Demands for justice for Manuela, who died of cancer during 30-year sentence, taken to international court in country first
Joe Parkin Daniels
Fri 12 Mar 2021
When Manuela, a 33-year-old mother of two from rural El Salvador, had a miscarriage in 2008, she did what most women would do: she went to hospital.
There she was handcuffed to her hospital bed, accused of having an abortion, and charged with aggravated homicide.
From Herrera to Herrera: women against the patriarchy in El Salvador
The current climate of anti-abortion zealotry fosters brutal regimes that persecute and torture people such as Manuela, who died while imprisoned for having a miscarriage
DEBORA DINIZ, GISELLE CARINO
12 MAR 2021
The voice that conveyed the information to Morena Herrera, from El Salvador,
was foreign. “There are women who have been imprisoned for abortion,” the voice
said, “and they’ll stay there for 30 years or more.” Herrera could not believe
what she was hearing; under the criminal code, abortion carried a maximum
sentence of eight years.

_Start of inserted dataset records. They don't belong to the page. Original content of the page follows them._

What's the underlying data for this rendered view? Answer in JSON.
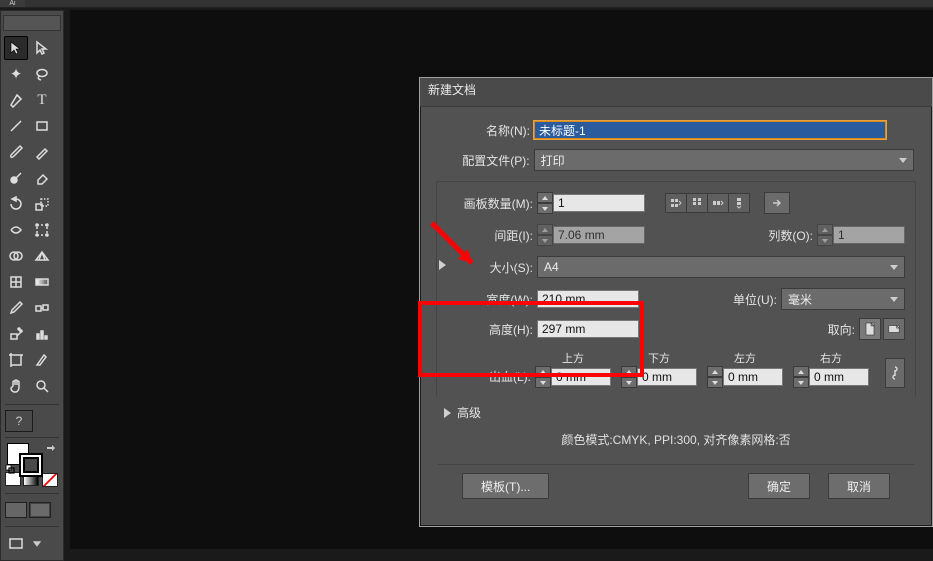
{
  "app": {
    "abbrev": "Ai"
  },
  "dialog": {
    "title": "新建文档",
    "name_label": "名称(N):",
    "name_value": "未标题-1",
    "profile_label": "配置文件(P):",
    "profile_value": "打印",
    "artboards_label": "画板数量(M):",
    "artboards_value": "1",
    "spacing_label": "间距(I):",
    "spacing_value": "7.06 mm",
    "columns_label": "列数(O):",
    "columns_value": "1",
    "size_label": "大小(S):",
    "size_value": "A4",
    "width_label": "宽度(W):",
    "width_value": "210 mm",
    "height_label": "高度(H):",
    "height_value": "297 mm",
    "units_label": "单位(U):",
    "units_value": "毫米",
    "orientation_label": "取向:",
    "bleed_label": "出血(L):",
    "bleed_top": "上方",
    "bleed_bottom": "下方",
    "bleed_left": "左方",
    "bleed_right": "右方",
    "bleed_value": "0 mm",
    "advanced_label": "高级",
    "info": "颜色模式:CMYK, PPI:300, 对齐像素网格:否",
    "template_btn": "模板(T)...",
    "ok_btn": "确定",
    "cancel_btn": "取消"
  },
  "tools": {
    "help": "?"
  }
}
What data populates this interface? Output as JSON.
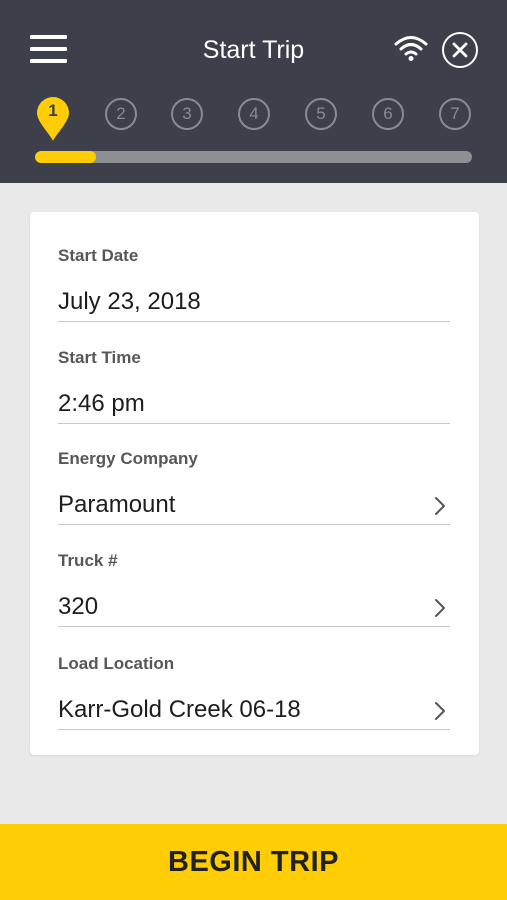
{
  "header": {
    "title": "Start Trip"
  },
  "steps": [
    {
      "label": "1",
      "active": true
    },
    {
      "label": "2"
    },
    {
      "label": "3"
    },
    {
      "label": "4"
    },
    {
      "label": "5"
    },
    {
      "label": "6"
    },
    {
      "label": "7"
    }
  ],
  "progress": {
    "completed_fraction": 0.14
  },
  "form": {
    "start_date": {
      "label": "Start Date",
      "value": "July 23, 2018"
    },
    "start_time": {
      "label": "Start Time",
      "value": "2:46 pm"
    },
    "energy_company": {
      "label": "Energy Company",
      "value": "Paramount"
    },
    "truck": {
      "label": "Truck #",
      "value": "320"
    },
    "load_location": {
      "label": "Load Location",
      "value": "Karr-Gold Creek 06-18"
    }
  },
  "actions": {
    "begin_label": "BEGIN TRIP"
  },
  "icons": {
    "menu": "hamburger-icon",
    "wifi": "wifi-icon",
    "close": "close-circle-icon",
    "chevron": "chevron-right-icon",
    "active_step": "map-pin-icon"
  },
  "colors": {
    "header_bg": "#3d3f4b",
    "accent": "#ffcd05",
    "page_bg": "#e9e9e9"
  }
}
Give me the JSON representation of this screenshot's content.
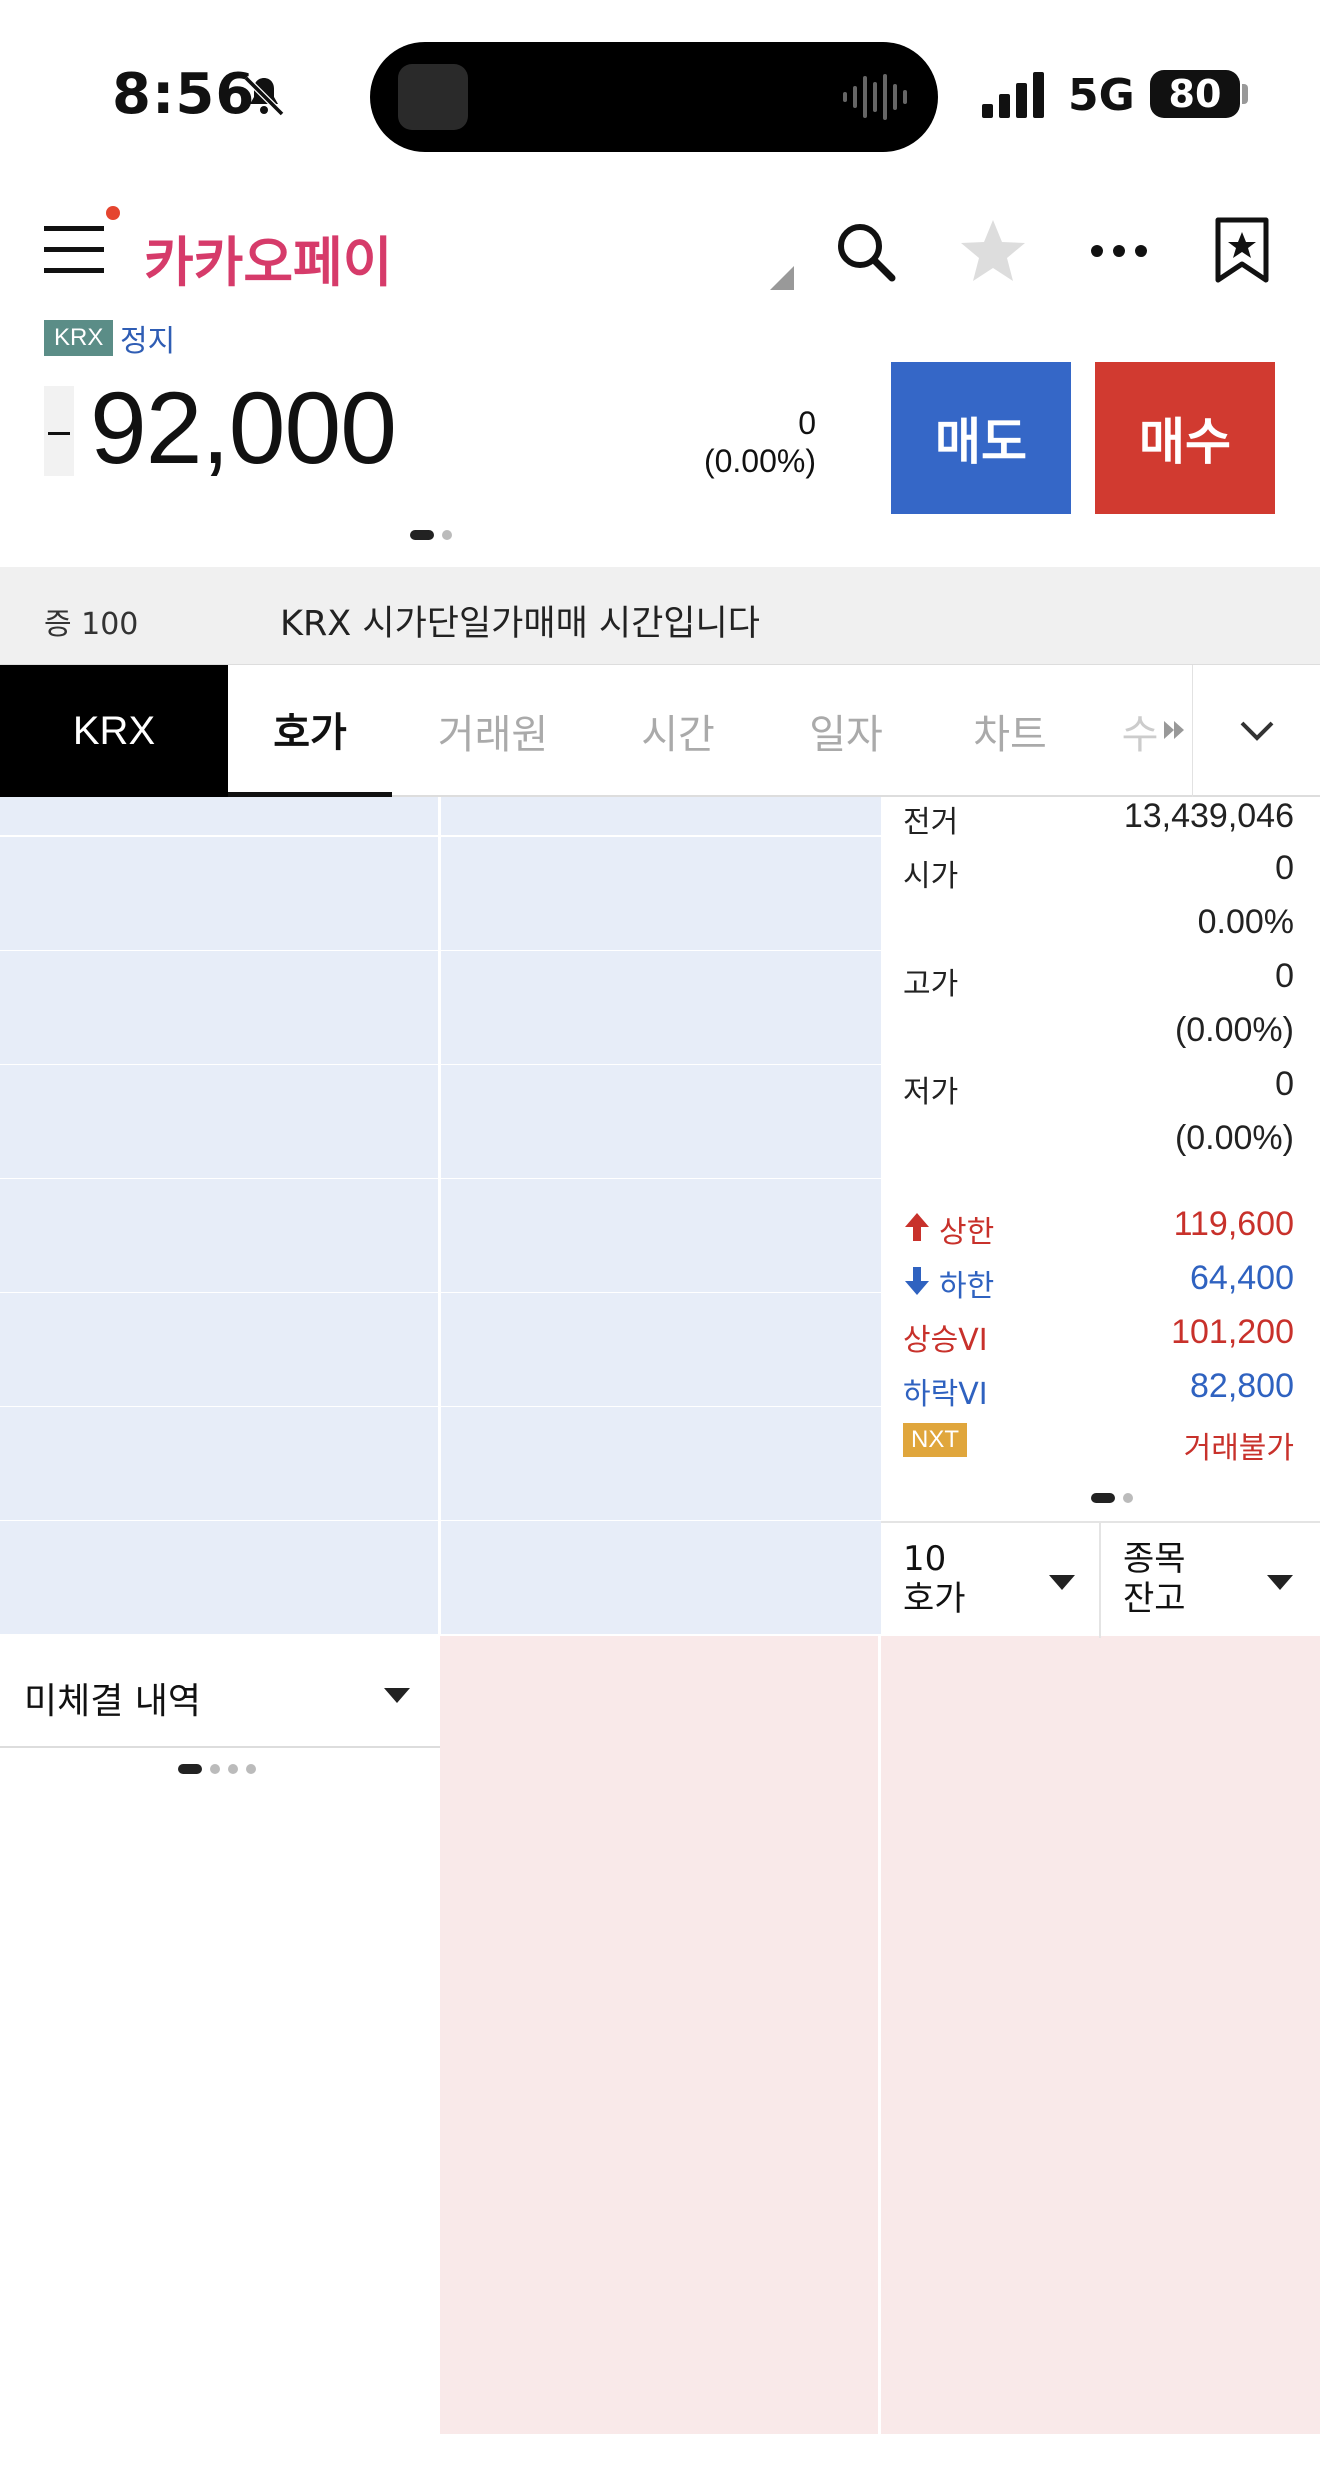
{
  "status_bar": {
    "time": "8:56",
    "network": "5G",
    "battery": "80"
  },
  "header": {
    "brand": "카카오페이"
  },
  "quote": {
    "exchange_badge": "KRX",
    "trading_state": "정지",
    "price": "92,000",
    "change": "0",
    "change_pct": "(0.00%)",
    "sell_label": "매도",
    "buy_label": "매수"
  },
  "notice": {
    "margin": "증 100",
    "text": "KRX 시가단일가매매 시간입니다"
  },
  "tabs": {
    "exchange": "KRX",
    "items": [
      "호가",
      "거래원",
      "시간",
      "일자",
      "차트",
      "수"
    ]
  },
  "info": {
    "prev_volume_label": "전거",
    "prev_volume": "13,439,046",
    "open_label": "시가",
    "open": "0",
    "open_pct": "0.00%",
    "high_label": "고가",
    "high": "0",
    "high_pct": "(0.00%)",
    "low_label": "저가",
    "low": "0",
    "low_pct": "(0.00%)",
    "upper_label": "상한",
    "upper": "119,600",
    "lower_label": "하한",
    "lower": "64,400",
    "vi_up_label": "상승VI",
    "vi_up": "101,200",
    "vi_down_label": "하락VI",
    "vi_down": "82,800",
    "nxt_badge": "NXT",
    "nxt_status": "거래불가"
  },
  "selectors": {
    "depth_line1": "10",
    "depth_line2": "호가",
    "balance_line1": "종목",
    "balance_line2": "잔고"
  },
  "pending": {
    "label": "미체결 내역"
  },
  "colors": {
    "sell": "#3567c7",
    "buy": "#d13a30",
    "brand": "#d63b6a",
    "ask_bg": "#e7edf8",
    "bid_bg": "#f9e9e9"
  }
}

Why such long prison terms? Morena Herrera asked the
speaker, Donna Ferrato, how she knew about these women. Ferrato had just

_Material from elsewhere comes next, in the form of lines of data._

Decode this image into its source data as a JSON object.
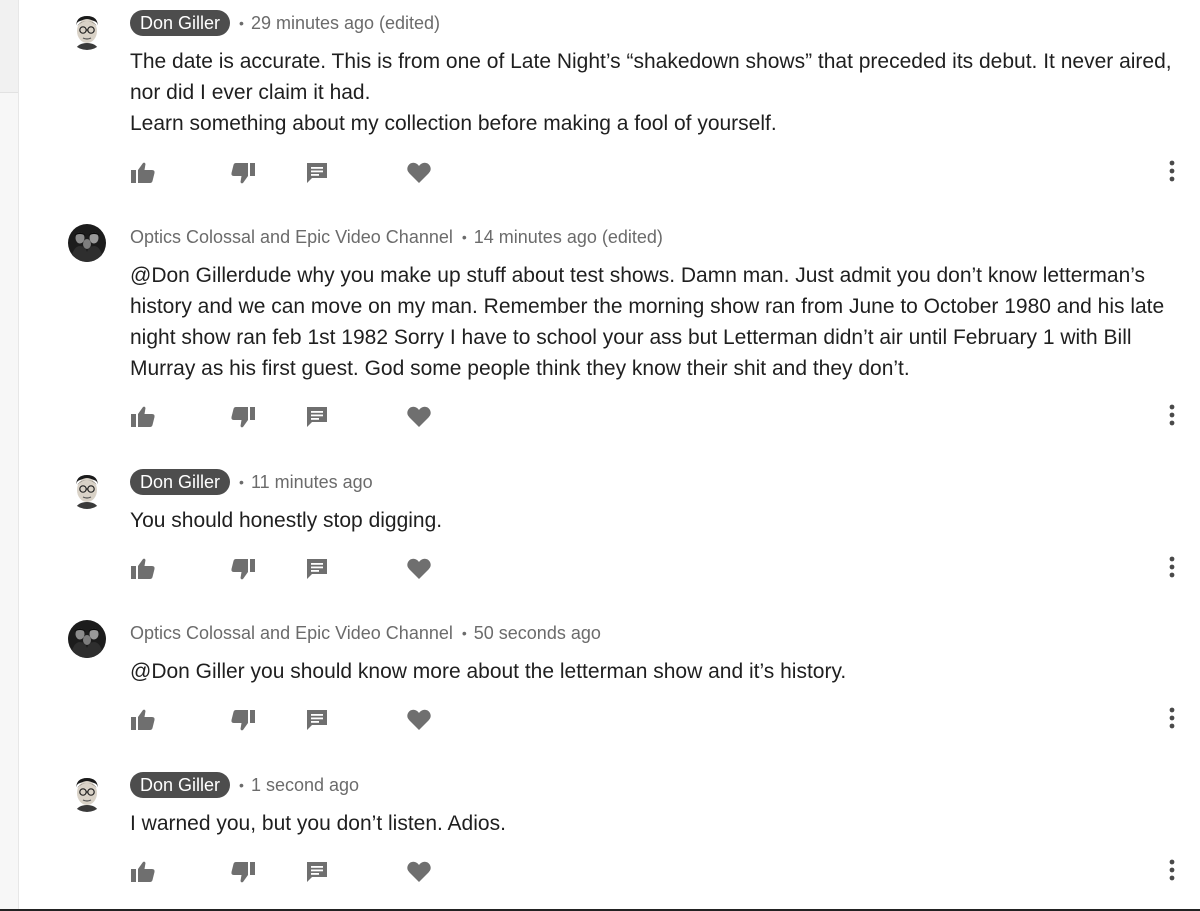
{
  "comments": [
    {
      "author": "Don Giller",
      "author_style": "chip",
      "time": "29 minutes ago (edited)",
      "avatar_icon": "face-avatar-icon",
      "lines": [
        "The date is accurate. This is from one of Late Night’s “shakedown shows” that preceded its debut. It never aired, nor did I ever claim it had.",
        "Learn something about my collection before making a fool of yourself."
      ]
    },
    {
      "author": "Optics Colossal and Epic Video Channel",
      "author_style": "plain",
      "time": "14 minutes ago (edited)",
      "avatar_icon": "group-photo-avatar-icon",
      "lines": [
        "@Don Gillerdude why you make up stuff about test shows.  Damn man. Just admit you don’t know letterman’s history and we can move on my man.   Remember the morning show ran from June to October 1980 and his late night show ran feb 1st 1982 Sorry I have to school your ass but   Letterman didn’t air until February 1 with Bill Murray as his first guest.  God some people think they know their shit and they don’t."
      ]
    },
    {
      "author": "Don Giller",
      "author_style": "chip",
      "time": "11 minutes ago",
      "avatar_icon": "face-avatar-icon",
      "lines": [
        "You should honestly stop digging."
      ]
    },
    {
      "author": "Optics Colossal and Epic Video Channel",
      "author_style": "plain",
      "time": "50 seconds ago",
      "avatar_icon": "group-photo-avatar-icon",
      "lines": [
        "@Don Giller you should know more about the letterman show and it’s history."
      ]
    },
    {
      "author": "Don Giller",
      "author_style": "chip",
      "time": "1 second ago",
      "avatar_icon": "face-avatar-icon",
      "lines": [
        "I warned you, but you don’t listen. Adios."
      ]
    }
  ],
  "action_icons": [
    "thumbs-up-icon",
    "thumbs-down-icon",
    "reply-icon",
    "heart-icon",
    "more-vertical-icon"
  ],
  "colors": {
    "chip_background": "#4d4d4d",
    "meta_text": "#6b6b6b",
    "icon_gray": "#6f6f6f",
    "body_text": "#1f1f1f"
  },
  "separator": "•"
}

finished a photo essay for The New York Times on the criminalization of
abortion in El Salvador, and she had heard the story from the imprisoned women

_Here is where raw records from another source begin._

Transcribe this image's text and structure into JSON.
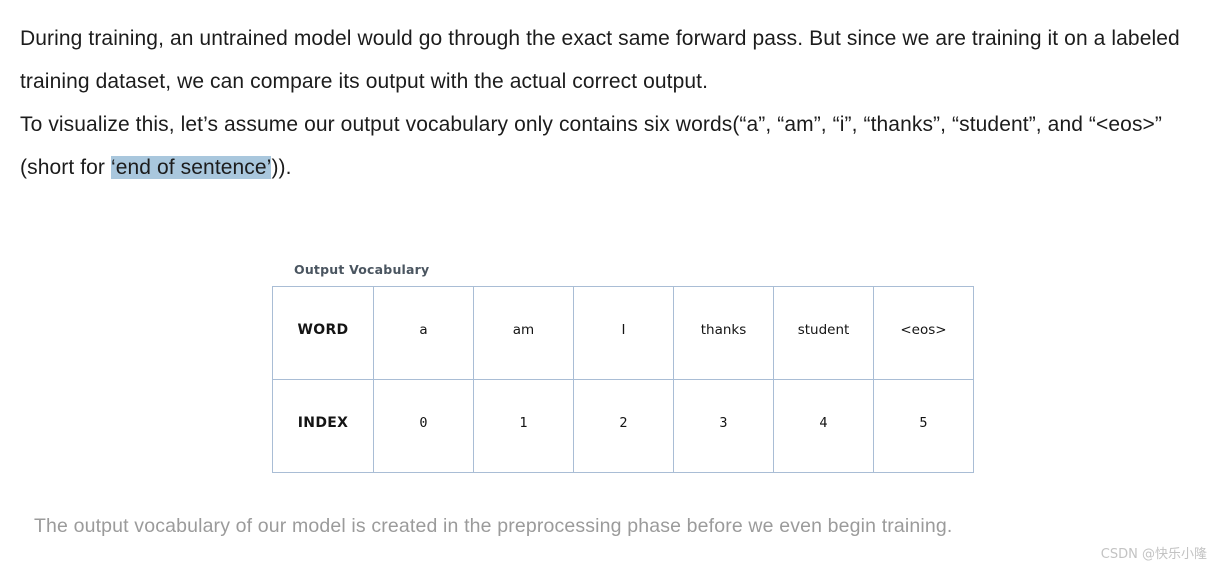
{
  "article": {
    "paragraph1_part1": "During training, an untrained model would go through the exact same forward pass. But since we are training it on a labeled training dataset, we can compare its output with the actual correct output.",
    "paragraph2_before_highlight": "To visualize this, let’s assume our output vocabulary only contains six words(“a”, “am”, “i”, “thanks”, “student”, and “<eos>” (short for ",
    "paragraph2_highlight": "‘end of sentence’",
    "paragraph2_after_highlight": ")).",
    "highlight_color": "#a9c7dd"
  },
  "figure": {
    "title": "Output Vocabulary",
    "table": {
      "border_color": "#a9bdd5",
      "rows": [
        {
          "header": "WORD",
          "cells": [
            "a",
            "am",
            "I",
            "thanks",
            "student",
            "<eos>"
          ]
        },
        {
          "header": "INDEX",
          "cells": [
            "0",
            "1",
            "2",
            "3",
            "4",
            "5"
          ]
        }
      ]
    }
  },
  "caption": {
    "text": "The output vocabulary of our model is created in the preprocessing phase before we even begin training.",
    "color": "#9b9b9b"
  },
  "watermark": {
    "text": "CSDN @快乐小隆"
  }
}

themselves. One of them was Karina Herrera. The coincidence of sharing the same
last name helped Morena embark on a journey to identify these women and take the
fight for their freedom to national and international courts.
These women say they had miscarriages. Now they're in jail for abortion.
By Kate Smith, Gilad Thaler
May 28, 2020 / CBS News
Watch the CBS News Digital documentary "Jailed for Abortion in El Salvador" in the video player above. It premieres on CBSN tonight at 10:30 p.m. ET.
Seven months pregnant, Manuela, a mother of two, said she miscarried at her modest home in rural El Salvador. But the police, and a judge, didn't believe her. They charged and convicted her for aggravated homicide, sentencing her to 30 years in prison.
But Manuela only served two of those years. In 2010, she died alone in a hospital of Hodgkin's lymphoma, a disease her lawyers say caused her to miscarry.
El Salvador abortion ban under international scrutiny from human rights organization
By Carter Sherman on Apr 20, 2017
In 2008, a pregnant, hemorrhaging woman staggered into a hospital in El Salvador seeking emergency care. The woman, a 33-year-old mother of two, had suffered an obstetric injury that led her to lose the fetus. But because her doctors suspected she had undergone an abortion, they immediately called the police.
The woman was charged with aggravated homicide and sentenced to 30 years in prison, where she later died. But a petition on her behalf was admitted Wednesday by the Inter-American Commission on Human Rights, an international human rights organization, because according to the Center for Reproductive Rights, she was falsely convicted. The woman, who the Center gave the pseudonym “Manuela,” is also one of thousands of women negatively affected by El Salvador’s anti-abortion laws, which are among the strictest in the world.
Continued at link: Vice: https://news.vice.com/story/el-salvador-abortion-ban-under-international-scrutiny-from-human-rights-organization